Jens Lekman may be trying to steal my boyfriend. As we strolled down the moist, chilly blocks from Lekman’s Black Cat performance last night, all my date could talk about was how sweet and charming Jens was, his lovely voice, and general awesomeness. Not that the Swedish indie pop signer’s charms were lost on me, mind you. There is good reason that, in their review of his most recent record, Night Falls Over Kortedala, Pitchfork praised his “boyfriendable baritone” and why few writers even try to avoid mentioning his dreamy smile. At his best, Lekman leans his head back and beams like Snoopy doing his happy dance and gives off an air of clever contentment.
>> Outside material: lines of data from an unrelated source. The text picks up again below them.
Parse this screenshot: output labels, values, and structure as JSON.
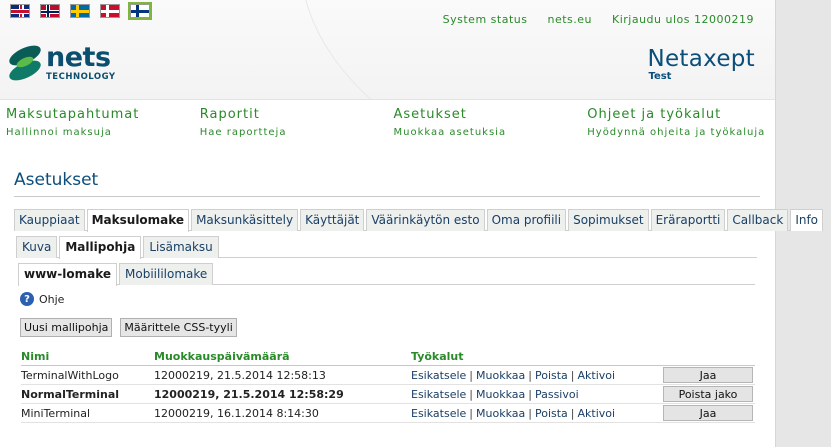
{
  "flags": [
    {
      "name": "uk-flag-icon",
      "cls": "flag-uk"
    },
    {
      "name": "norway-flag-icon",
      "cls": "flag-no"
    },
    {
      "name": "sweden-flag-icon",
      "cls": "flag-se"
    },
    {
      "name": "denmark-flag-icon",
      "cls": "flag-dk"
    },
    {
      "name": "finland-flag-icon",
      "cls": "flag-fi"
    }
  ],
  "top_links": {
    "system_status": "System status",
    "site": "nets.eu",
    "logout": "Kirjaudu ulos 12000219"
  },
  "logo": {
    "word": "nets",
    "sub": "TECHNOLOGY"
  },
  "product": {
    "name": "Netaxept",
    "env": "Test"
  },
  "main_nav": [
    {
      "title": "Maksutapahtumat",
      "sub": "Hallinnoi maksuja"
    },
    {
      "title": "Raportit",
      "sub": "Hae raportteja"
    },
    {
      "title": "Asetukset",
      "sub": "Muokkaa asetuksia"
    },
    {
      "title": "Ohjeet ja työkalut",
      "sub": "Hyödynnä ohjeita ja työkaluja"
    }
  ],
  "page_title": "Asetukset",
  "tabs_l1": [
    "Kauppiaat",
    "Maksulomake",
    "Maksunkäsittely",
    "Käyttäjät",
    "Väärinkäytön esto",
    "Oma profiili",
    "Sopimukset",
    "Eräraportti",
    "Callback",
    "Info"
  ],
  "tabs_l1_active": 1,
  "tabs_l2": [
    "Kuva",
    "Mallipohja",
    "Lisämaksu"
  ],
  "tabs_l2_active": 1,
  "tabs_l3": [
    "www-lomake",
    "Mobiililomake"
  ],
  "tabs_l3_active": 0,
  "help_label": "Ohje",
  "actions": {
    "new_template": "Uusi mallipohja",
    "define_css": "Määrittele CSS-tyyli"
  },
  "table": {
    "headers": {
      "name": "Nimi",
      "date": "Muokkauspäivämäärä",
      "tools": "Työkalut"
    },
    "rows": [
      {
        "name": "TerminalWithLogo",
        "date": "12000219, 21.5.2014 12:58:13",
        "tools": [
          "Esikatsele",
          "Muokkaa",
          "Poista",
          "Aktivoi"
        ],
        "button": "Jaa",
        "bold": false
      },
      {
        "name": "NormalTerminal",
        "date": "12000219, 21.5.2014 12:58:29",
        "tools": [
          "Esikatsele",
          "Muokkaa",
          "Passivoi"
        ],
        "button": "Poista jako",
        "bold": true
      },
      {
        "name": "MiniTerminal",
        "date": "12000219, 16.1.2014 8:14:30",
        "tools": [
          "Esikatsele",
          "Muokkaa",
          "Poista",
          "Aktivoi"
        ],
        "button": "Jaa",
        "bold": false
      }
    ]
  }
}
On his records, Lekman relies heavily on an effective and sophisticated use of samples to back his sweet and witty lyrics with layers of strings, horns, and piano, drawing heavily from disco and Motown sounds (both vintage and current). From this, I had expected a live performance more akin to Atom & His Package or any of the dude-accompanying-a-laptop shows I have seen lately. Instead, a band of seven impressive multi-instrumentalists dressed in matching white outfits plays much of it live, along with Lekman himself playing guitar and occasional keyboard. The six young women played various combinations of drums, bass, timpani, saxophone, trumpet, and triangle, among other things, over the course of the night, along with a male dj/sample triggerer/laptop guy. During a particularly cheerful moment, they all put down their gear and performed a minute-long airplane dance during a long, bouncy sample.
For all the infrastructure Lekman brought to the stage, and all the energy and enthusiasm that went into the big, danceable, production-number tracks, he is at least as compelling when things quiet down. For songs like the aching “The Cold Swedish Winter” or poignant “Shirin” (about an Iraqi refugee hairdresser), Jens was left alone on the stage, with only his guitar to accompany him. For his final song, he employed an agreeable audience for finger-snapping percussion and backing vocals, something he would sweetly call “The most beautiful version of that song I have ever heard.”
This post appeared in its original form at DC Metblogs